[Prometheus][prometheus] is a popular monitoring tool based on time series data. One of the strengths of Prometheus is its deep integration with [Kubernetes][kubernetes]. Kubernetes components provide Prometheus metrics out of the box, and Prometheus’s service discovery integrates well with dynamic deployments in Kubernetes.

There are multiple ways how to set up Prometheus in a Kubernetes cluster. There’s an official [Prometheus Docker image][promdock], so you could use that and create the Kubernetes YAML files from scratch (which according to Joe Beda is [not totally crazy][crazy]). There is also a [helm chart][helmchart]. And there is the [Prometheus Operator][promop], which is built on top of the CoreOS [operator framework][operator].

This blog post shows how to get the [Prometheus Operator][promop] up and running in a Kubernetes cluster set up with [kubeadm][kubeadm]. We use [Ansible][ansible] to automate the deployment.


Author:Fabian Stäber
Tags:Kubernetes, kubeadm, Prometheus

There are a lot of articles that show how to monitor an OpenShift cluster (including the monitoring of Nodes and the underlying hardware) with Prometheus running in the same OpenShift cluster. This article however is based on a different scenario: You are responsible for an application on an OpenShift cluster and want to monitor just this application, but you don’t have any administrative permission on it. The reason for this can be that you are working in a big company where the operation of the OpenShift environment is outsourced or the process to introduce a new monitoring solution takes way too long or the current monitoring solution doesn’t match your requirements and so on.

In this article I’m going to show you how to setup the monitoring of a demo application in 6 easy steps. The example is built in that manner that it will be easy for you to do the same for your application. A side note: If the OpenShift cluster that you are using will be monitored in the future with a different Prometheus setup, you don’t need to start from scratch. You might need to tweak the configuration of your scraping a bit and you need to move your dashboard to a different Grafana but that should be it.


Author:Olaf Meyer
Tags:openshift, prometheus, grafana

Kurz vor Ende des Jahres sind die Vortragsvideos der OSMC 2016 online verfügbar. Auch dieses Jahr war ich wieder Referent, diesmal mit einem Überblick über die letzten Entwicklungen von OMD, einige Umgebungen, in denen es eingesetzt wird und dem Ausblick auf das, was nach 2016 in die Distribution einfließen könnte.
Dauer des Videos: 60min.

OMD, die Open Monitoring Distribution, bildet heute in vielen Unternehmen das Rückgrat bei der Überwachung unterschiedlichster IT-Komponenten und Services.

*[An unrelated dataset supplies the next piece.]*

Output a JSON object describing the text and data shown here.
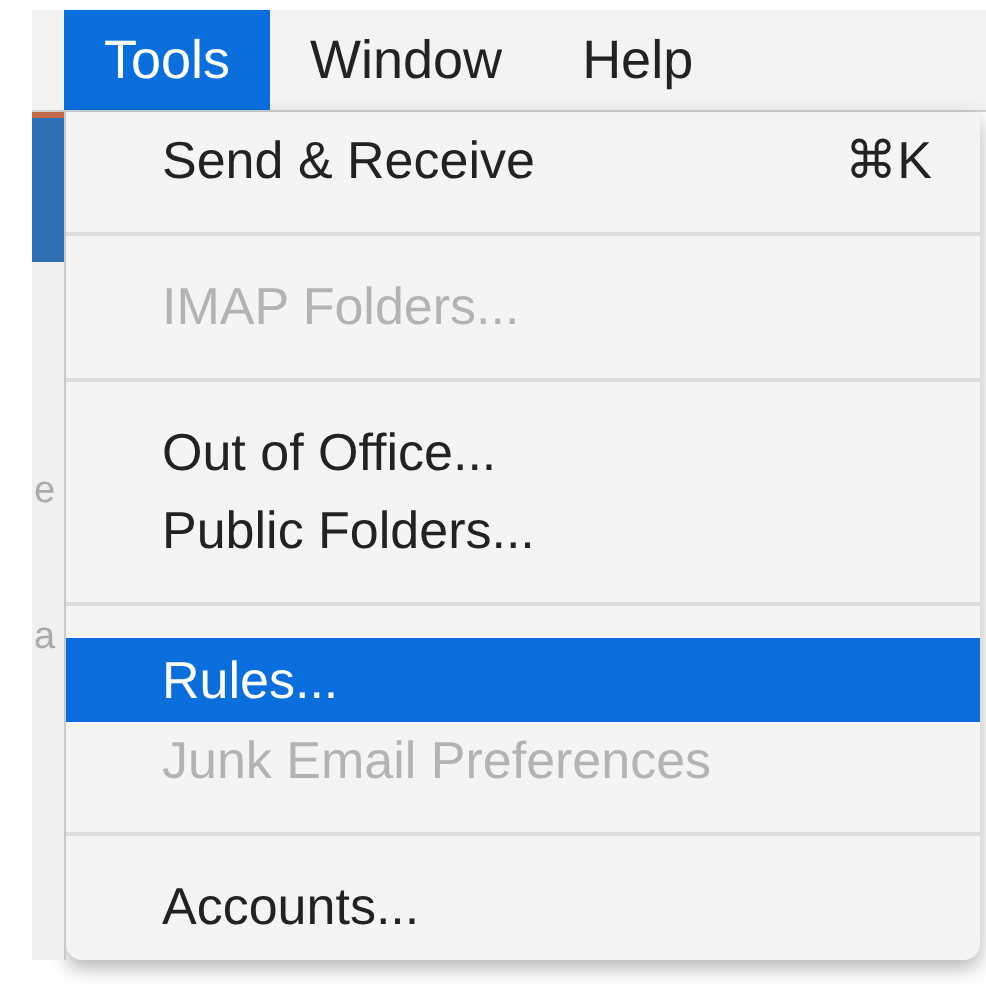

Für Anfänger ist OMD ein umfassendes Starterpaket, für Consultants eine solide Plattform für individuelle Monitoring-Landschaften. Seit dem Gründungsjahr 2010 wurde OMD kontinuierlich verbessert, mit der OMD-Labs-Edition wurden 2015 moderne Elemente wie InfluxDB und Grafana eingeführt. Das Thema Automatisierung wurde mittlerweile mit Ansible und Coshsh ebenso aufgegriffen. Der Wandel der IT-Welt in Richtung cloud-basierter Services und kurzlebigen Containern stellt eine besondere Herausforderung dar. Der Vortrag zeigt, wie OMD sich dieser in Zukunft stellen wird.

Author:Gerhard Laußer
Tags:OMD, Nagios, Icinga, OSMC, Prometheus

For FOSDEM 2017, there are two DevRooms where ConSol employees are among the organizers.

Accordingly, the two devrooms have combined CfPs, so that you can submit your container cloud talk in just one place. These devrooms are interested in talks about:

  • Monitoring containerized services
  • Automating cloud deployments
  • Developing and administering microservices
  • Container orchestration
  • Continuous Integration & Deployment
  • Prometheus, Kubernetes, Docker, CRIO, etc.
  • New projects and technology
  • Other container and cloud native talks

Submit Talk Proposals by November 26th on our CfP Page:

Author:Gerhard Laußer
Tags:Container, Prometheus, Docker, Fosdem